Ms. Kim, who will graduate subsequent Might, hopes psychological well being leaves shall be seen otherwise now. This weekend, she started recruiting undergraduates to function “time away mentors” who assist others navigate the method of taking leaves and returning to campus. She hopes that the college will present funding.
“I believe that Yale does wish to transfer in the suitable path,” she mentioned. “It’s a matter of accumulating these voices for change till it reaches the brink level the place Yale says that is most likely for the advantage of the larger scholar physique.”
In interviews, college students mentioned the brand new coverage opens avenues they’d considered as shut.
“What they’ve carried out has created a gap the place I really feel like I might truly return if I needed to,” mentioned one former scholar, Jen Frantz, referring to the choice of part-time examine. She withdrew from Yale twice due to psychological well being crises, and at last let go of the concept of ending her diploma.
Ms. Frantz, 26, went on to get an M.F.A. in poetry on the Iowa Writers’ Workshop and now tutors college students engaged on faculty essays. She mentioned she felt “a little bit mild contact of mourning of what might have been if they’d been extra immediate.”
As for Ms. Shaw-Rosenbaum, she was a stickler for element. Had she lived, Mr. Dugue mentioned, she may need sued Yale herself in some unspecified time in the future.
“She learn the withdrawal insurance policies, she defined them to me, she was desirous about them, she knew they had been improper,” he mentioned.
Rachael’s mom, Pamela Shaw, singled out two provisions of the settlement that she thought would have helped her daughter: part-time examine and an administrator devoted to advising on time away.

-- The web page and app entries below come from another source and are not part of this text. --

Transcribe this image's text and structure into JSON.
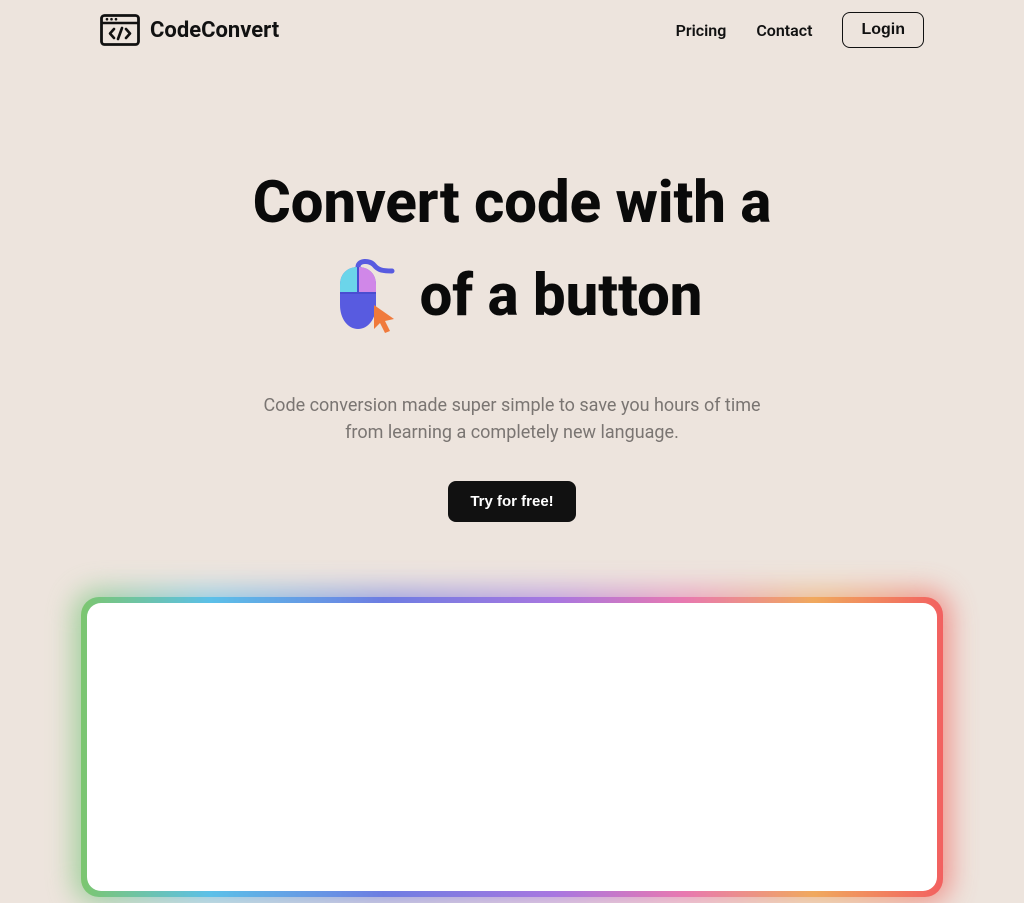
{
  "brand": {
    "name": "CodeConvert"
  },
  "nav": {
    "pricing": "Pricing",
    "contact": "Contact",
    "login": "Login"
  },
  "hero": {
    "line1": "Convert code with a",
    "line2": "of a button",
    "sub1": "Code conversion made super simple to save you hours of time",
    "sub2": "from learning a completely new language.",
    "cta": "Try for free!"
  }
}
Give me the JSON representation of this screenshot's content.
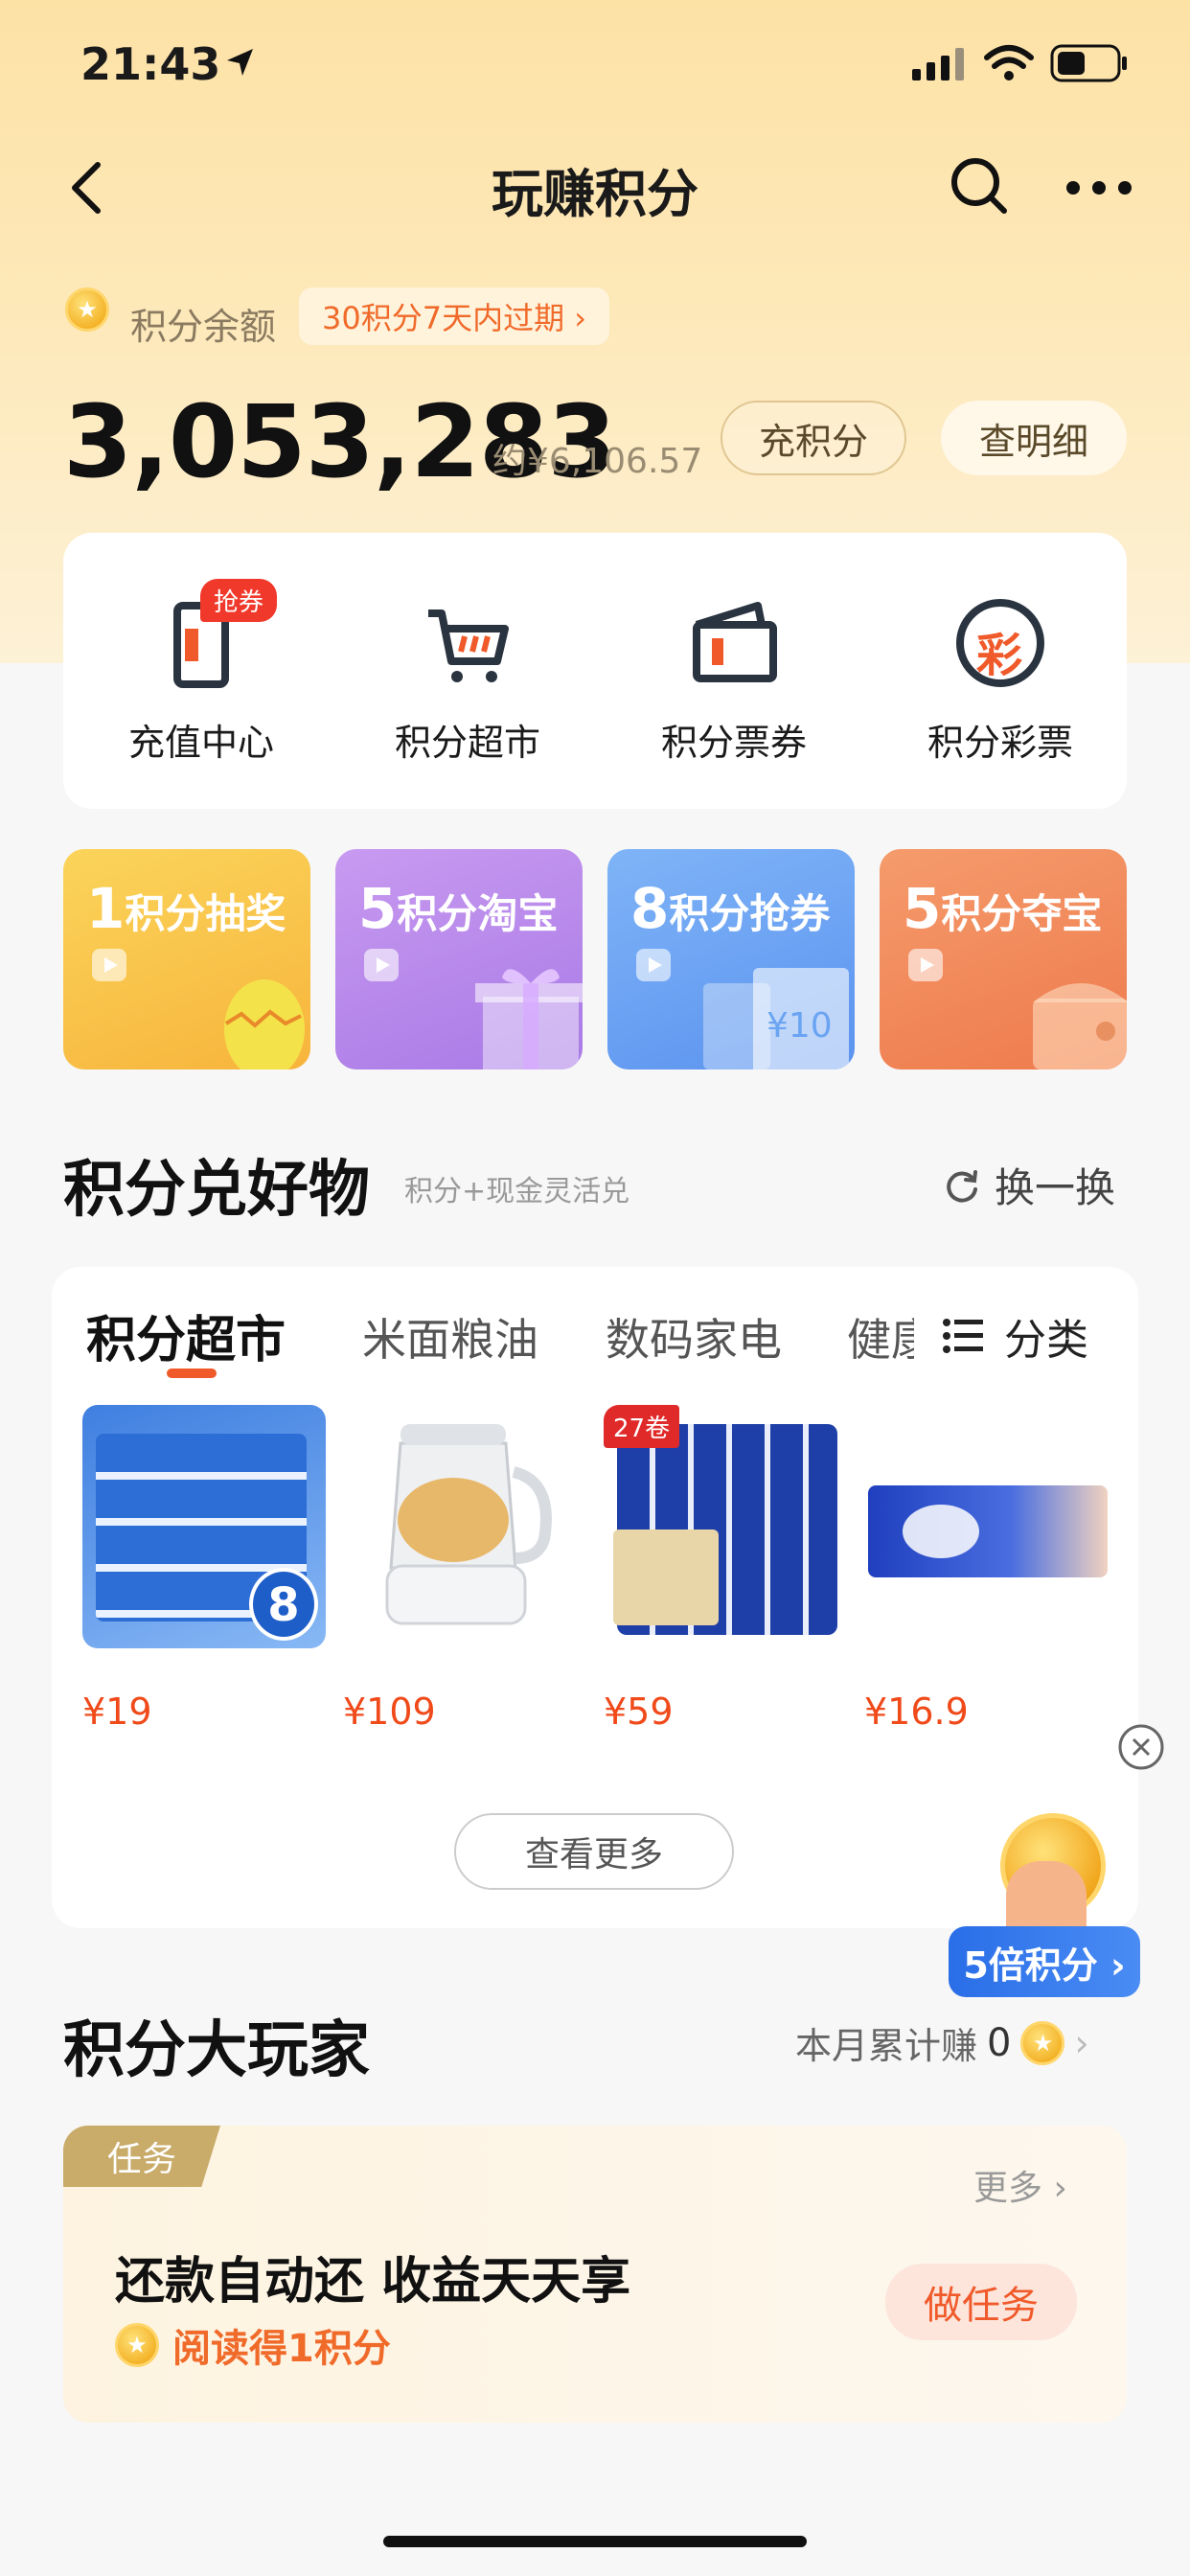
{
  "status_bar": {
    "time": "21:43"
  },
  "nav": {
    "title": "玩赚积分"
  },
  "balance": {
    "label": "积分余额",
    "expire_notice": "30积分7天内过期 ›",
    "amount": "3,053,283",
    "cny_equiv": "约¥6,106.57",
    "recharge_label": "充积分",
    "detail_label": "查明细"
  },
  "quick_actions": [
    {
      "label": "充值中心",
      "icon": "phone-recharge-icon",
      "badge": "抢券"
    },
    {
      "label": "积分超市",
      "icon": "shopping-cart-icon"
    },
    {
      "label": "积分票券",
      "icon": "wallet-ticket-icon"
    },
    {
      "label": "积分彩票",
      "icon": "lottery-icon",
      "glyph": "彩"
    }
  ],
  "promos": [
    {
      "num": "1",
      "label": "积分抽奖",
      "color_from": "#fbd45a",
      "color_to": "#f7b43c"
    },
    {
      "num": "5",
      "label": "积分淘宝",
      "color_from": "#c89af0",
      "color_to": "#a97ae6"
    },
    {
      "num": "8",
      "label": "积分抢券",
      "color_from": "#7fb4f7",
      "color_to": "#5b93ef"
    },
    {
      "num": "5",
      "label": "积分夺宝",
      "color_from": "#f59b6c",
      "color_to": "#ee7a4c"
    }
  ],
  "goods_section": {
    "title": "积分兑好物",
    "subtitle": "积分+现金灵活兑",
    "refresh_label": "换一换",
    "tabs": [
      "积分超市",
      "米面粮油",
      "数码家电",
      "健康"
    ],
    "category_label": "分类",
    "products": [
      {
        "price": "¥19",
        "name": "tissue-pack"
      },
      {
        "price": "¥109",
        "name": "health-kettle"
      },
      {
        "price": "¥59",
        "name": "toilet-paper-rolls",
        "tag": "27卷"
      },
      {
        "price": "¥16.9",
        "name": "tissue-bag"
      }
    ],
    "see_more_label": "查看更多"
  },
  "floating_badge": {
    "label": "5倍积分 ›"
  },
  "player_section": {
    "title": "积分大玩家",
    "monthly_label": "本月累计赚",
    "monthly_value": "0"
  },
  "task": {
    "tag": "任务",
    "more_label": "更多 ›",
    "title": "还款自动还 收益天天享",
    "reward": "阅读得1积分",
    "button_label": "做任务"
  },
  "colors": {
    "accent": "#f05a2a",
    "price": "#f04a1a",
    "header_bg": "#fde2a6"
  }
}
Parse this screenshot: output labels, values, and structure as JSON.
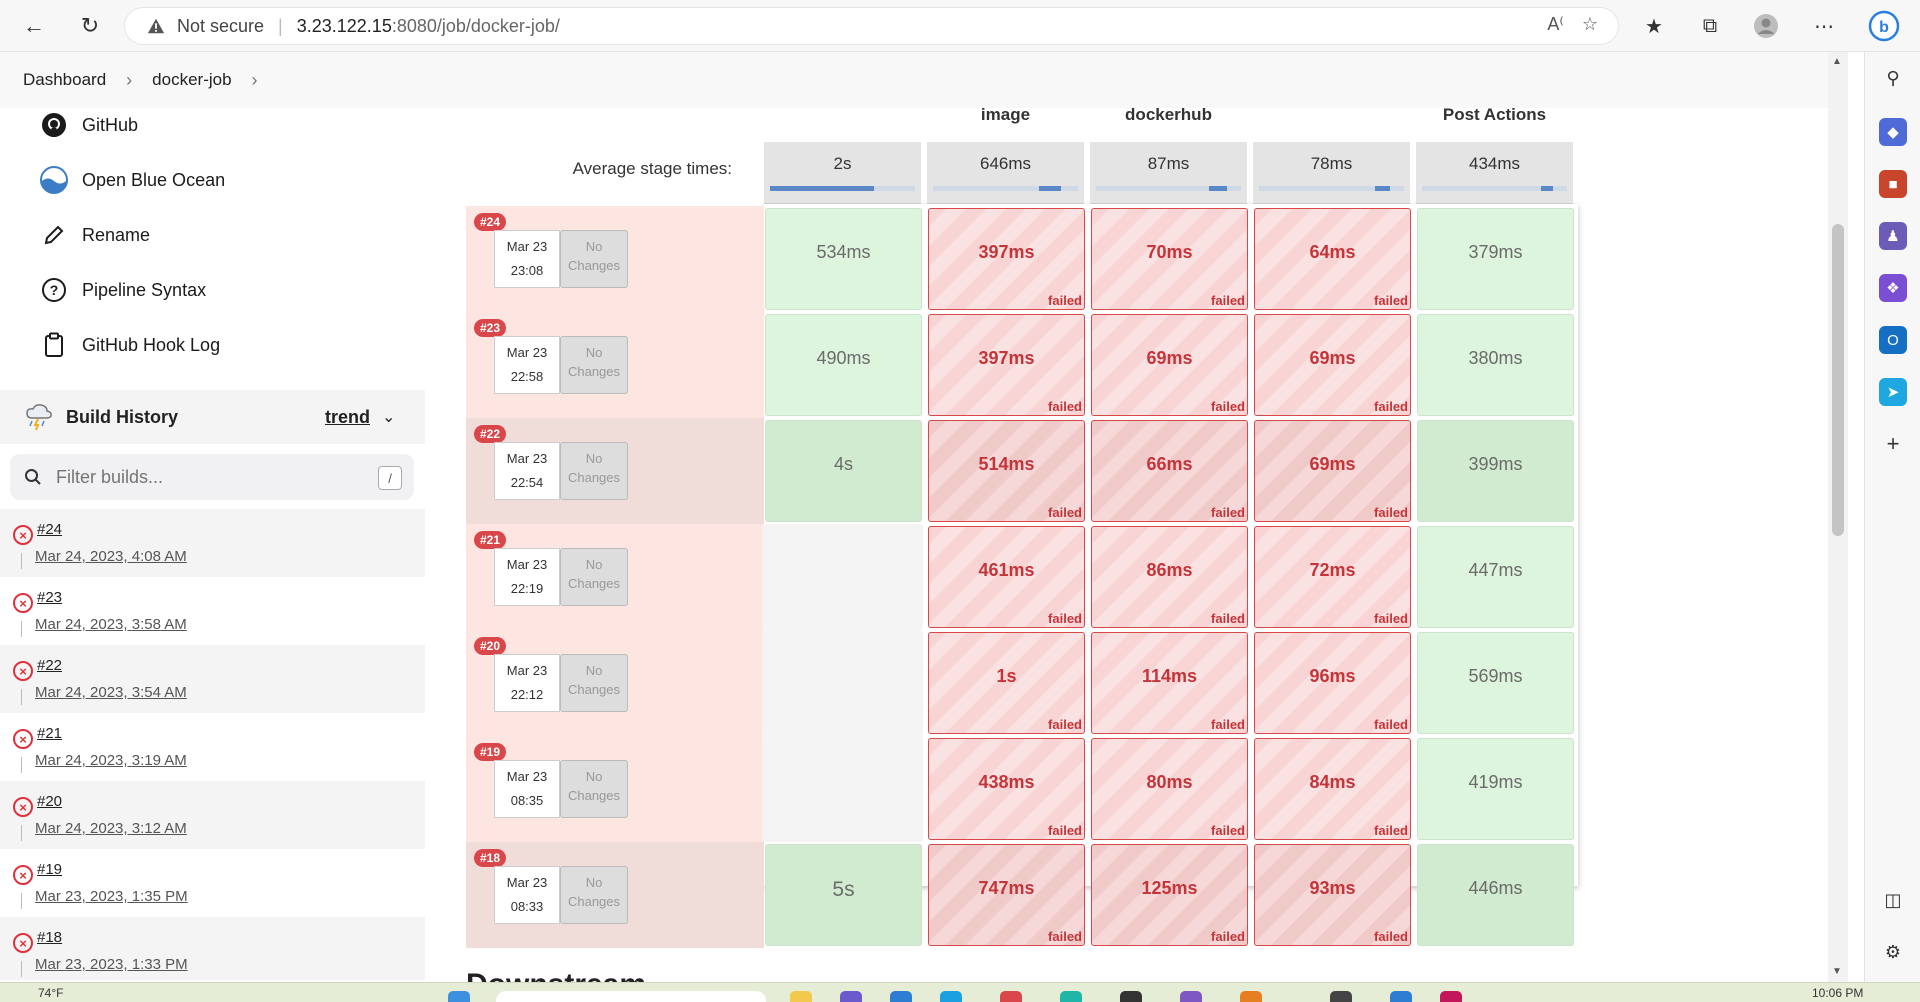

“I simply want she’d been right here for the combat,” Ms. Shaw mentioned.
Kitty Bennett, Susan Beachy and Alain Delaquérière contributed analysis.